“You kind of need to know, also, the work that needs to be put into it. It’s not a regular education,” Futcher said, adding, “anytime that it’s nice out and you can fly, you need to be flying.”

Because she must balance her course load with flying, Futcher only takes around 13 or 14 credit hours each semester and takes classes in the summer. She already has her private pilot license, which takes between 35 to 40 hours to get.

Though she loves flying, there is one very stressful aspect for her: weather.

“Weather rules your life if you’re a flight student. You can spend five hours planning a flight, and you’ll wake up and it will be too foggy or icy to go,” she said.

Futcher is also a member of Women in Aviation, and is a member of Delta Zeta sorority. She relaxes by running, her “me time,” as she refers to it.

“This major kind of consumes your life, so it is important to get involved in other things, so you do meet people outside of the program.”

She is brutally realistic about the state of the industry she wishes to join. There is the lingering fear of flying after 9/11, several high-profile plane crashes and the poor state of the airline industry in general.

As a new pilot, she knows her lot in life will include red-eye flights, lots of night flying and crappy schedules. On top of that, airlines will not even look at an applicant unless they have built up between 1,500 and 3,000 hours, at a minimum, Futcher said.

“Generally, when we graduate, we’ll have anywhere from 250 to 300 hours,” she said. “There are a lot of starving pilots out there. A lot of people graduate and have nowhere to go, so it’s a fight.”

For her own career, Futcher wants to go the airline route. Her plan is to bank flight hours as flight instructor her senior year, either here at Kent State or another local flight school.

She hopes to be flying for an airline six years out of school, and a captain in 10 years, possibly with Delta, the company with the most opportunities to fly internationally.

One day down the road, she also wouldn’t mind being certified in and having her very own C-plane, an aircraft that can land on water and land.

The Manager

Brittney Serenari, a senior concentrating in aviation management, graduates in May 2011. Her path to aviation came through an uncle, who after retiring from the Navy opened an avionics shop out of the Lorain County Regional Airport in Elyria.

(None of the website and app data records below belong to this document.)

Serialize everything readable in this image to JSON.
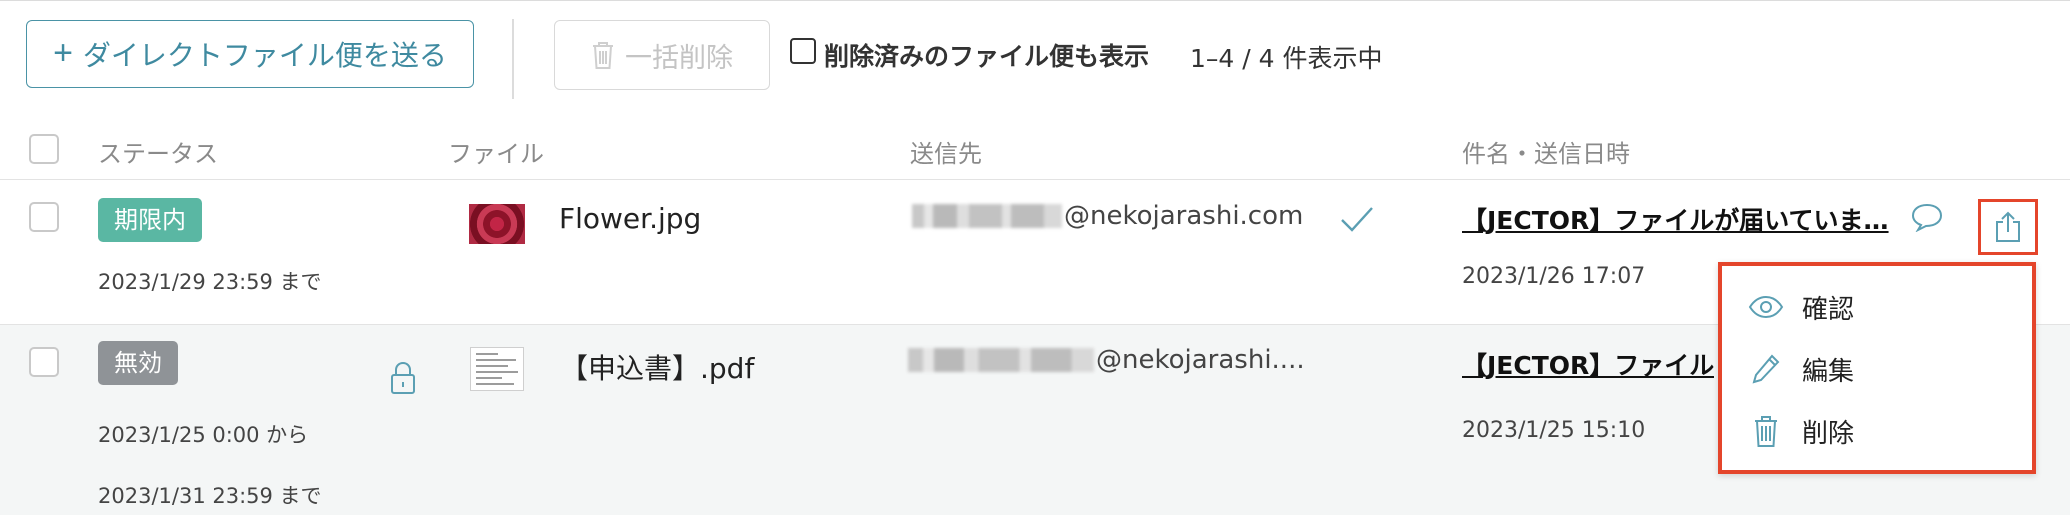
{
  "toolbar": {
    "send_label": "ダイレクトファイル便を送る",
    "bulk_delete_label": "一括削除",
    "show_deleted_label": "削除済みのファイル便も表示",
    "count_label": "1–4 / 4 件表示中"
  },
  "table": {
    "headers": {
      "status": "ステータス",
      "file": "ファイル",
      "recipient": "送信先",
      "subject_date": "件名・送信日時"
    },
    "rows": [
      {
        "status": "期限内",
        "validity": "2023/1/29 23:59 まで",
        "filename": "Flower.jpg",
        "email_domain": "@nekojarashi.com",
        "subject": "【JECTOR】ファイルが届いていま…",
        "sent_at": "2023/1/26 17:07"
      },
      {
        "status": "無効",
        "validity_from": "2023/1/25 0:00 から",
        "validity_to": "2023/1/31 23:59 まで",
        "filename": "【申込書】.pdf",
        "email_domain": "@nekojarashi....",
        "subject": "【JECTOR】ファイル",
        "sent_at": "2023/1/25 15:10"
      }
    ]
  },
  "menu": {
    "items": [
      {
        "label": "確認",
        "icon": "eye-icon"
      },
      {
        "label": "編集",
        "icon": "pencil-icon"
      },
      {
        "label": "削除",
        "icon": "trash-icon"
      }
    ]
  },
  "colors": {
    "accent": "#4a93a6",
    "status_valid": "#5ab7a3",
    "status_invalid": "#8f9397",
    "highlight": "#e4452b"
  }
}
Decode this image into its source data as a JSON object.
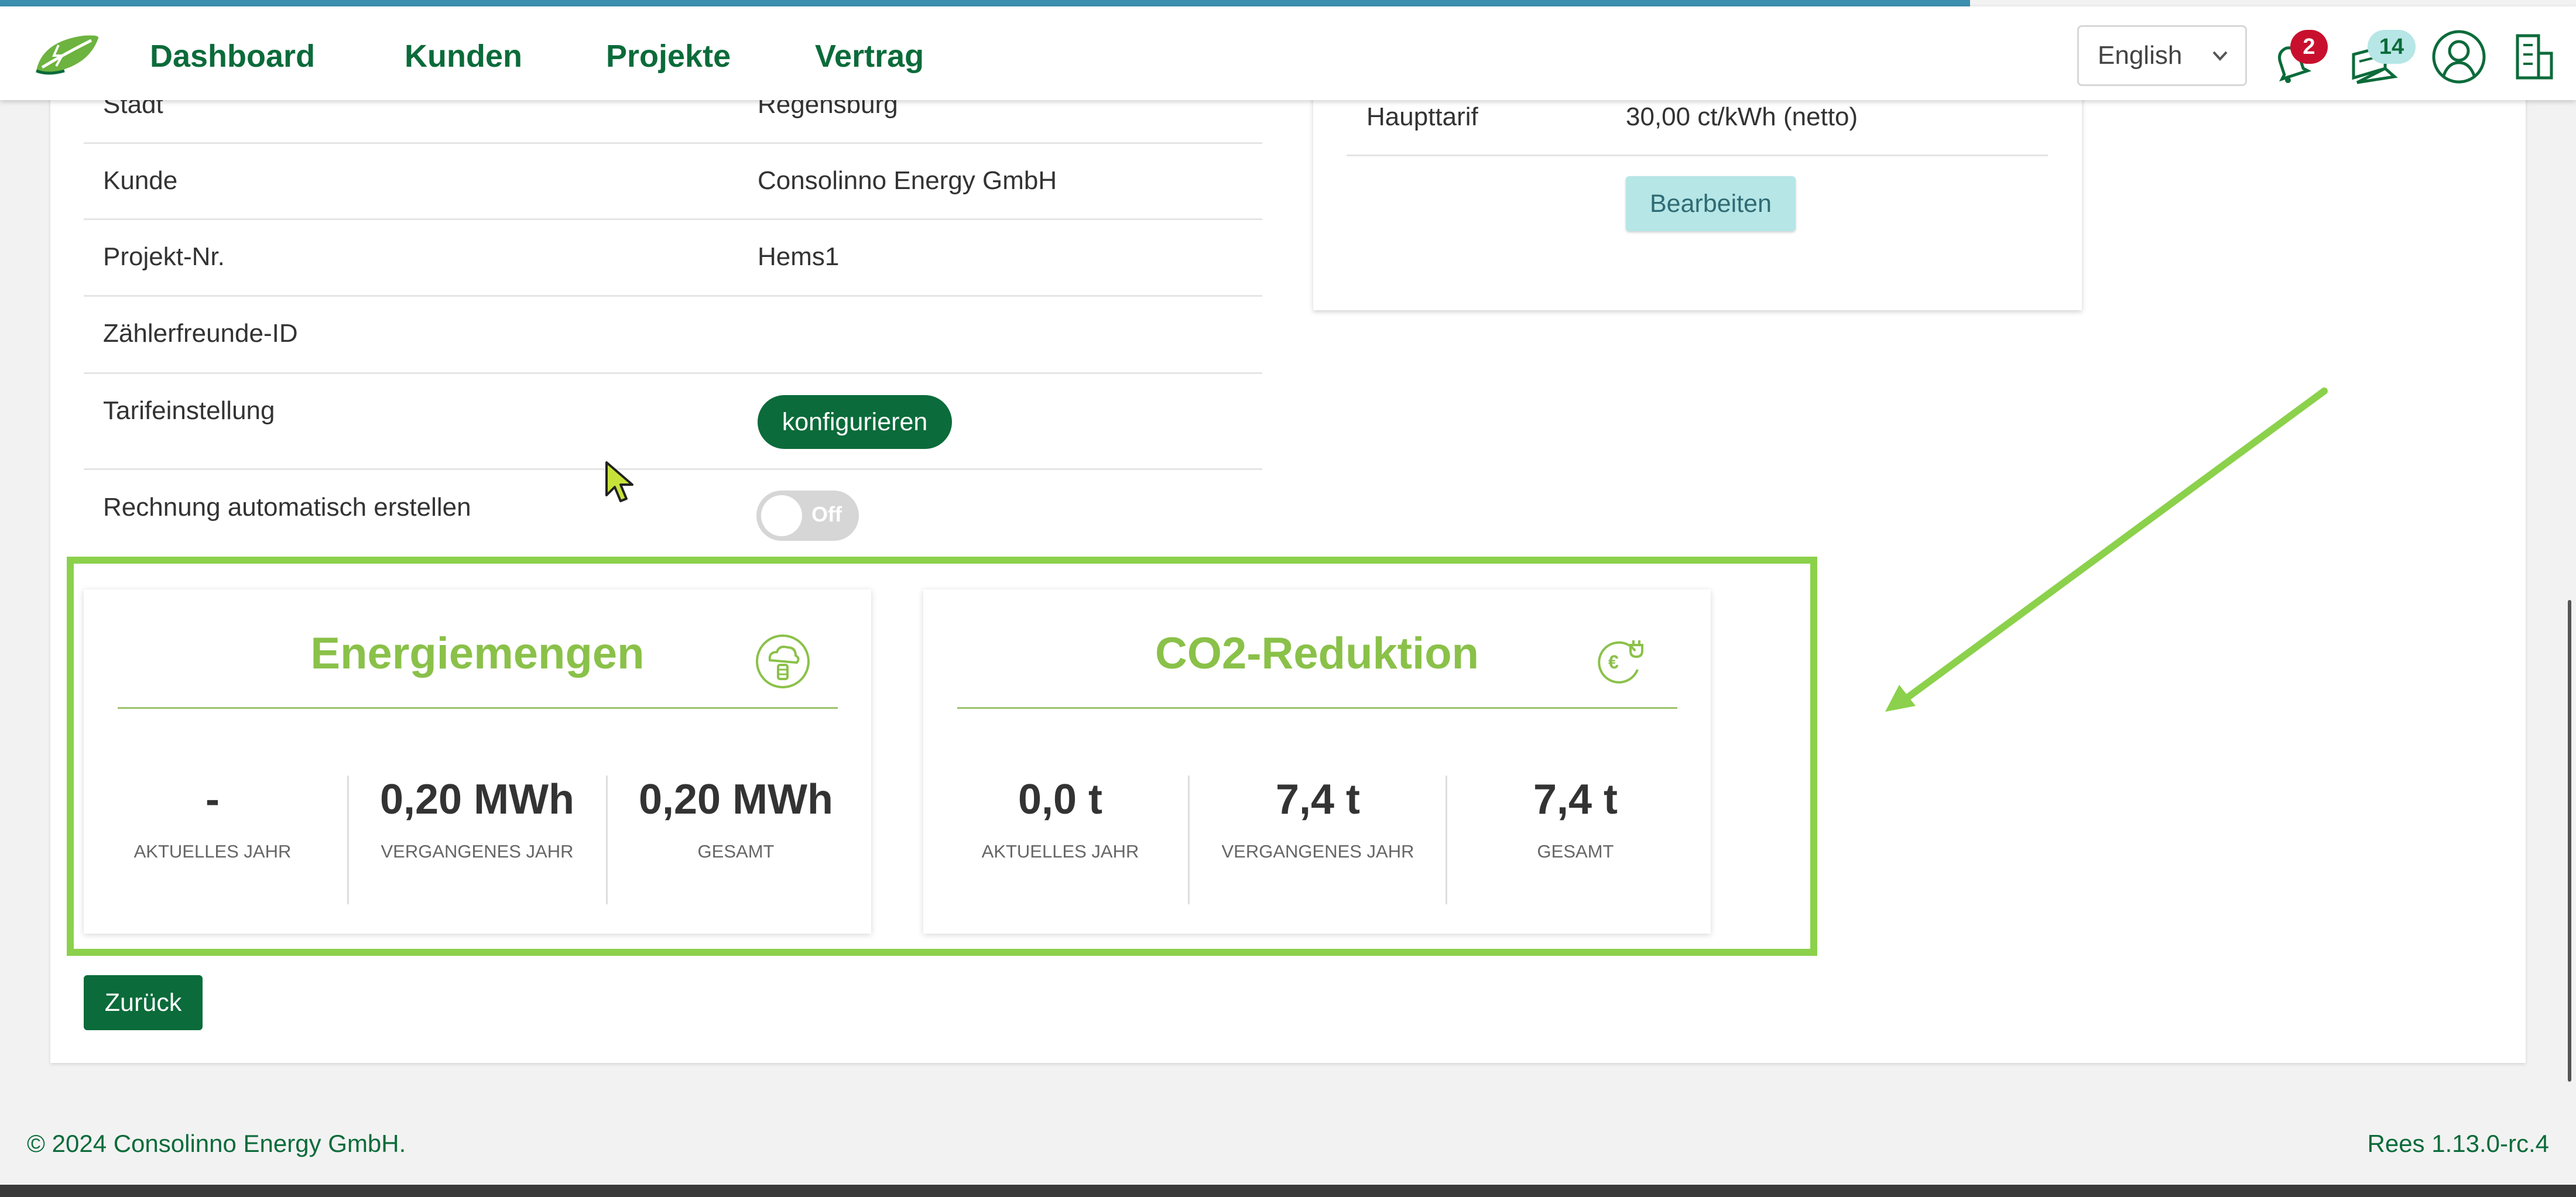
{
  "nav": {
    "items": [
      "Dashboard",
      "Kunden",
      "Projekte",
      "Vertrag"
    ]
  },
  "header": {
    "language": "English",
    "notifications_count": "2",
    "messages_count": "14",
    "icons": [
      "bell-icon",
      "news-icon",
      "user-avatar-icon",
      "building-icon"
    ]
  },
  "project": {
    "rows": [
      {
        "label": "Stadt",
        "value": "Regensburg"
      },
      {
        "label": "Kunde",
        "value": "Consolinno Energy GmbH"
      },
      {
        "label": "Projekt-Nr.",
        "value": "Hems1"
      },
      {
        "label": "Zählerfreunde-ID",
        "value": ""
      },
      {
        "label": "Tarifeinstellung",
        "value": ""
      },
      {
        "label": "Rechnung automatisch erstellen",
        "value": ""
      }
    ],
    "configure_label": "konfigurieren",
    "toggle_label": "Off",
    "toggle_on": false
  },
  "tariff": {
    "label": "Haupttarif",
    "value": "30,00 ct/kWh (netto)",
    "edit_label": "Bearbeiten"
  },
  "energy": {
    "title": "Energiemengen",
    "icon": "energy-cloud-icon",
    "stats": [
      {
        "value": "-",
        "label": "AKTUELLES JAHR"
      },
      {
        "value": "0,20 MWh",
        "label": "VERGANGENES JAHR"
      },
      {
        "value": "0,20 MWh",
        "label": "GESAMT"
      }
    ]
  },
  "co2": {
    "title": "CO2-Reduktion",
    "icon": "euro-plug-icon",
    "stats": [
      {
        "value": "0,0 t",
        "label": "AKTUELLES JAHR"
      },
      {
        "value": "7,4 t",
        "label": "VERGANGENES JAHR"
      },
      {
        "value": "7,4 t",
        "label": "GESAMT"
      }
    ]
  },
  "back_label": "Zurück",
  "footer": {
    "copyright": "© 2024 Consolinno Energy GmbH.",
    "version": "Rees 1.13.0-rc.4"
  },
  "colors": {
    "brand_green": "#0b6b3a",
    "accent_green": "#8ac149",
    "highlight_green": "#8bd14b",
    "badge_red": "#c8102e",
    "badge_teal": "#b6e6e6"
  }
}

Serenari worked at the shop a couple days a week in high school, and met several local pilots.

“All of his customers, they would offer to take me flying, you know, just around the area. So that’s where it all started really,” she said.

She started flying in high school, receiving her pilot’s license with an instrument rating.

At one time, she considered following in her uncle’s footsteps and joining the Navy, or even the Air Force. However, her parents did not want her to, fearing the danger she would face in Iraq or Afghanistan.

As part of her major, she takes courses in weather and flight dynamics, along with general technology courses.

Because her major is so small, she appreciates being able to know everyone in the program.

Serenari views being a woman in the field very positively, and a way to gain more notice.

“I think it’s kind of an advantage in a way, because companies look at that and say wow, she must be really strong or independent.”

She plans to do an internship after she graduates in the spring, to help her narrow down what aspect of aviation management she is really interested in pursuing.

As of right now, she said she’s “really interested in getting into operations, like dispatching and scheduling aircraft. Making sure they’re in touch with maintenance and rotations and stuff like that.”

She is also open and interested in coming back to Kent State and doing a second bachelor’s degree in air traffic control, which would take about one to two years.

“My grandpa has a T-shirt that says, like, ‘my granddaughter’s a pilot.’ They all love it. They tell everyone, ‘oh yea, she’s a pilot. It’s a huge deal,’” she said, in reference to her family’s reaction to her career choice.

Her dream job is working in the corporate sector, for either a small or large company, and managing all of its flights.

In the spring, she will take her exit exam, a requirement for all aeronautics majors and a test they must pass to graduate.

Contact Lisa Robertson at [email protected].